TASK TO COMPLETE: Taking the material as a whole, state how many of its lines contain "Enhanced". Write the number and nothing more.
(MATERIAL FOR THE TASK Opens)
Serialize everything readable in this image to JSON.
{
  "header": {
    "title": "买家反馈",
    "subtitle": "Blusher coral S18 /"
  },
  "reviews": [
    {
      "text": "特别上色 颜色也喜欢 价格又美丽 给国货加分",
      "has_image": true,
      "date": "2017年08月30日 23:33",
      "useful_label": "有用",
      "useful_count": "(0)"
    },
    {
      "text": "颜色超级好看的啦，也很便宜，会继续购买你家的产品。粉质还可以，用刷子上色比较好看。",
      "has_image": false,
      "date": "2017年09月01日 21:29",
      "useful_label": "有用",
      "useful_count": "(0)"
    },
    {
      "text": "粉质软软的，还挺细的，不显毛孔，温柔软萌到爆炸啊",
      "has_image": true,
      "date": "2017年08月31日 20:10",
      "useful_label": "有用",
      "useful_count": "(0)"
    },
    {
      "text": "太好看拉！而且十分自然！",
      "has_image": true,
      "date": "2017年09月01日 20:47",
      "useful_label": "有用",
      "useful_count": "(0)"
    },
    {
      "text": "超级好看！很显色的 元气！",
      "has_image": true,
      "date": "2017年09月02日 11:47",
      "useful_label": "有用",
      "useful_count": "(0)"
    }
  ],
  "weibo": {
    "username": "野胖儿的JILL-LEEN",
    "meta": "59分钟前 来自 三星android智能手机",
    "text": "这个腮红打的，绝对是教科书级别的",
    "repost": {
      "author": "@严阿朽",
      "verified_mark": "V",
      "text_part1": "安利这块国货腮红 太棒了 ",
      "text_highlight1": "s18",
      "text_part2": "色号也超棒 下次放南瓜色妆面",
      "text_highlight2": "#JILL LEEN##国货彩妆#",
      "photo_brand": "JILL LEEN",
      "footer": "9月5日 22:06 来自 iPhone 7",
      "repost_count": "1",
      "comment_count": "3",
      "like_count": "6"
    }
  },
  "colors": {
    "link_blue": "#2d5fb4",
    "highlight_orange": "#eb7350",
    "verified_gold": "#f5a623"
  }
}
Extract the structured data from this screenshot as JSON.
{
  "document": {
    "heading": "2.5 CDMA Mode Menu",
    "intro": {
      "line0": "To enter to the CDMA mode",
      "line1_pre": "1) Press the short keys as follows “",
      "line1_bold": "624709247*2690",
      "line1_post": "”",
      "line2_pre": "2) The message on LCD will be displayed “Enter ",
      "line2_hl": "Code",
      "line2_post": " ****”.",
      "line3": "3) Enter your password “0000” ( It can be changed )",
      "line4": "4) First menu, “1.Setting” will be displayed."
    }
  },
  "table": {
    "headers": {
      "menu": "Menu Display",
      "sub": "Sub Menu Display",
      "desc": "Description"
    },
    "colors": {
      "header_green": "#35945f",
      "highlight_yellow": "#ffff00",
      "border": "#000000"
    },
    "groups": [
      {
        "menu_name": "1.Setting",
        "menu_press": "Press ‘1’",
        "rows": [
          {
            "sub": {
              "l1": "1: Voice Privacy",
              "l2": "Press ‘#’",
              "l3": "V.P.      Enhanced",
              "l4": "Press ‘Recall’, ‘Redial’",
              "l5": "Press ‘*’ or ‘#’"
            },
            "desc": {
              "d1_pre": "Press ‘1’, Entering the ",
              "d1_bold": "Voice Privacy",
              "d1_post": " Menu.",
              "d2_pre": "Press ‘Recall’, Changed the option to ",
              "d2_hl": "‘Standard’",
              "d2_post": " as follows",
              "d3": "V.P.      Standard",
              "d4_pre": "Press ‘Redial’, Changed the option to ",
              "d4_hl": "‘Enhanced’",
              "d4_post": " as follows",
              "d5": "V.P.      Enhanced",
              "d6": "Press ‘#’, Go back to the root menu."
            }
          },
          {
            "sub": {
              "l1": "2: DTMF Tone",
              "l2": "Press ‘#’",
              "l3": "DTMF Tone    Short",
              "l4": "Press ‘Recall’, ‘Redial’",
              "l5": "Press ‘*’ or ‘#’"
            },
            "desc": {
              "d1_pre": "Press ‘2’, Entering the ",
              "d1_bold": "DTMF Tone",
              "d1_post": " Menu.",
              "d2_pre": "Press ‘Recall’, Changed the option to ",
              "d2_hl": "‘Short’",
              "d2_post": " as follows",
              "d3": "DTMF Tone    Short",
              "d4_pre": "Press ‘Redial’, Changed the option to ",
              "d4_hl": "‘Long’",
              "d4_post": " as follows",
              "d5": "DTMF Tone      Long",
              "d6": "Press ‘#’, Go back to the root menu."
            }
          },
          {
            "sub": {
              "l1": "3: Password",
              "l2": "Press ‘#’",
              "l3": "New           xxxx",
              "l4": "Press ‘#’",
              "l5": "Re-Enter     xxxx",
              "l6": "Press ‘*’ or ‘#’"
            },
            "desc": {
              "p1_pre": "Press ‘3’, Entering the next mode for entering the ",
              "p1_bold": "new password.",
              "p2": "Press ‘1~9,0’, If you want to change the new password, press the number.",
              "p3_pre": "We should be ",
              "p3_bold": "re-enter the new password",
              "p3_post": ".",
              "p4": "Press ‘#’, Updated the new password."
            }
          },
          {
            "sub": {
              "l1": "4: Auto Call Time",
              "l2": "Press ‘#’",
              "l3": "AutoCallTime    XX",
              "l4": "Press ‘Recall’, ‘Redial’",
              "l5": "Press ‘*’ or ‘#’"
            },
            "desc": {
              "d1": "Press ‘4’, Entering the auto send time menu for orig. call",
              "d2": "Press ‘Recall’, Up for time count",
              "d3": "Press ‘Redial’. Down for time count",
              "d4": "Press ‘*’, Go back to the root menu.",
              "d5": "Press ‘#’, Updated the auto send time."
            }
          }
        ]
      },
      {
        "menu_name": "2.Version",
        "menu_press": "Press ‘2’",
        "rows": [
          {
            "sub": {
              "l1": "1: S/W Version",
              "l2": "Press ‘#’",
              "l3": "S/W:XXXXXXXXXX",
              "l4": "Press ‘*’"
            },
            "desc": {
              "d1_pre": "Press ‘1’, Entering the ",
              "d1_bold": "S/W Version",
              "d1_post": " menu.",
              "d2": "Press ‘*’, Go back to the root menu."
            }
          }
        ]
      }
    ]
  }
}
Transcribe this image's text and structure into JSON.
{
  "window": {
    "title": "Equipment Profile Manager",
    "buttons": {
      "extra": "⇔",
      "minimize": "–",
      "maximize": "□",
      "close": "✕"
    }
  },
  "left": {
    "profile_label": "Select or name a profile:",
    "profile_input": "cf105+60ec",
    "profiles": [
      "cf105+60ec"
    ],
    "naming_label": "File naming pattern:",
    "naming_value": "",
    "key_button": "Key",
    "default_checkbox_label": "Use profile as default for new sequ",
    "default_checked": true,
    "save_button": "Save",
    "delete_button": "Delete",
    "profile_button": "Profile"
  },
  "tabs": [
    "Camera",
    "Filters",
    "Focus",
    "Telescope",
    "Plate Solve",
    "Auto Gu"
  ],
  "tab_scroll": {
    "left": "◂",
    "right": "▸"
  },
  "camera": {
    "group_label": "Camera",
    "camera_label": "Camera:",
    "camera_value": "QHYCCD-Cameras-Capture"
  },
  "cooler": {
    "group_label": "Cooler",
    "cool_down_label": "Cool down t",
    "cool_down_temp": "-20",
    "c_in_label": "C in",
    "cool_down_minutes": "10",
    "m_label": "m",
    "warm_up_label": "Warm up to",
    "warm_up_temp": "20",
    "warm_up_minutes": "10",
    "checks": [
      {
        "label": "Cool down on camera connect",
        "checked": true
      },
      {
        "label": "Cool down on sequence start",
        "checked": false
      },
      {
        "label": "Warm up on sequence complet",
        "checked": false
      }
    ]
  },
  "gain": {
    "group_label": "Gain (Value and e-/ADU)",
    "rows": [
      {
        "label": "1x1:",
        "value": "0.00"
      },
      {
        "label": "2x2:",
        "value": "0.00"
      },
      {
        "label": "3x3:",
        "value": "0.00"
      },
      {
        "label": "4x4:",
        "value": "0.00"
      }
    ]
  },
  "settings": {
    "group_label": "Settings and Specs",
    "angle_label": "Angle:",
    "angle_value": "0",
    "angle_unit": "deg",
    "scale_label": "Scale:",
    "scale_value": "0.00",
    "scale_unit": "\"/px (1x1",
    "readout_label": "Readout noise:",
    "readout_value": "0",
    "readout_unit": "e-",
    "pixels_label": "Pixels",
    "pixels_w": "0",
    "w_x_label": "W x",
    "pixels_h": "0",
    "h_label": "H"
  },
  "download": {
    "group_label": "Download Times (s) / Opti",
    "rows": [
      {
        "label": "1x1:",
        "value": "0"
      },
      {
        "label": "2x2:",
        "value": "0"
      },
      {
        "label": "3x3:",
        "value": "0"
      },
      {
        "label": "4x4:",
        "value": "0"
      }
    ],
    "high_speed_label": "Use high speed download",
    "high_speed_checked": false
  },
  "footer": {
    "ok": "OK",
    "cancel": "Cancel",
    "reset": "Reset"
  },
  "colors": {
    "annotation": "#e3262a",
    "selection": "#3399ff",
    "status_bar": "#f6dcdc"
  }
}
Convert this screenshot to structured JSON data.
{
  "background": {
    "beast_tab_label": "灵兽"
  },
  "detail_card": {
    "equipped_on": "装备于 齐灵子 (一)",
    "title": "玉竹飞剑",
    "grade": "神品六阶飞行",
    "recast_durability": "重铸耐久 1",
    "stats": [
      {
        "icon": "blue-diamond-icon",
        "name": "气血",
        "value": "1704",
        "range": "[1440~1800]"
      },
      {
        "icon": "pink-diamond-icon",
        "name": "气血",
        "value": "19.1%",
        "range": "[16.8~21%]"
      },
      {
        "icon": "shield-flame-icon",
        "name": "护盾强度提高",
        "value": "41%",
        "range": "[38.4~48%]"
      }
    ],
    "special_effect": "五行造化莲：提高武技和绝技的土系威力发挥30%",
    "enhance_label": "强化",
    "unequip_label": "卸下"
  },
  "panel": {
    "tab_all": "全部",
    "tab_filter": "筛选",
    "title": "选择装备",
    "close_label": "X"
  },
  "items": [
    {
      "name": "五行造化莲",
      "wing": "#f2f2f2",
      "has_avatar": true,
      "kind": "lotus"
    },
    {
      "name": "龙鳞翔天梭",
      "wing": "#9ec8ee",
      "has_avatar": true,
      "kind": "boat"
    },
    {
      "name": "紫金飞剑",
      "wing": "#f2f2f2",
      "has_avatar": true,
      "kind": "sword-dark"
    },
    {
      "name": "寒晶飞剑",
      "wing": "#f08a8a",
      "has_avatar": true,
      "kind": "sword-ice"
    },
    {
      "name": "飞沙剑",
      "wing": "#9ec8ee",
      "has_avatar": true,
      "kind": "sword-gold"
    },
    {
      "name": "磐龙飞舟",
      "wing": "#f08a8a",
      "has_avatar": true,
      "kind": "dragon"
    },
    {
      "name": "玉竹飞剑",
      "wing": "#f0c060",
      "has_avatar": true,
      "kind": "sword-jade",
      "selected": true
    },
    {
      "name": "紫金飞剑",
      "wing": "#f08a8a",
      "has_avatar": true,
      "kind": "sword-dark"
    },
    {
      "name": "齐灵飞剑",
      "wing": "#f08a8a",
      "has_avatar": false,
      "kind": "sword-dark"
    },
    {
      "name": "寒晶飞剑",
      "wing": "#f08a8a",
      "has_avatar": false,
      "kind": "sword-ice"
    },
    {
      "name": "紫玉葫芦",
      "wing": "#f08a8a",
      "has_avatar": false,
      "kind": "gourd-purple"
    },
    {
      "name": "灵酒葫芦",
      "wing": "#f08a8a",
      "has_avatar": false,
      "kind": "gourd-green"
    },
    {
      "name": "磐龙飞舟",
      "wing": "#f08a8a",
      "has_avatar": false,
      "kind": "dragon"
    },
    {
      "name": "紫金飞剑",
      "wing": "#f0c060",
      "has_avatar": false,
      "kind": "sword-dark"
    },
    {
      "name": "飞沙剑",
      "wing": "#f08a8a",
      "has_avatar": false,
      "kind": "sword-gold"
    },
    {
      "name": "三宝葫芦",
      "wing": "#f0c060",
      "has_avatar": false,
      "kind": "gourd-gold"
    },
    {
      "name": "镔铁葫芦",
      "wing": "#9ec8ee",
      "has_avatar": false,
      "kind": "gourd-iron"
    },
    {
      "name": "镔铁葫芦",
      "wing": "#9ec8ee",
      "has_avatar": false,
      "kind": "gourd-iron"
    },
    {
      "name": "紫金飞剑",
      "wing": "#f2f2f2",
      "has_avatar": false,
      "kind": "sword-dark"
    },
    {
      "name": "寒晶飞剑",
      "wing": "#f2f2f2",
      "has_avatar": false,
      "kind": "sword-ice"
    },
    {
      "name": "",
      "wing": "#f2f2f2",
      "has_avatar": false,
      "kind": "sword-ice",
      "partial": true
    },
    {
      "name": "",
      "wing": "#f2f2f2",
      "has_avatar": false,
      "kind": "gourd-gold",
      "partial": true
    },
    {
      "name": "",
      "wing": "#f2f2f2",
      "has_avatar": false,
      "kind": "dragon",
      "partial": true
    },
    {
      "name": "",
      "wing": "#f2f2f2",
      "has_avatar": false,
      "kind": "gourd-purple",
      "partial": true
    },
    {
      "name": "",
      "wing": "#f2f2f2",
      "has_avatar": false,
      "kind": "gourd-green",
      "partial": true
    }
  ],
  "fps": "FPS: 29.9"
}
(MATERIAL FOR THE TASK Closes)
EXPECTED ANSWER: 3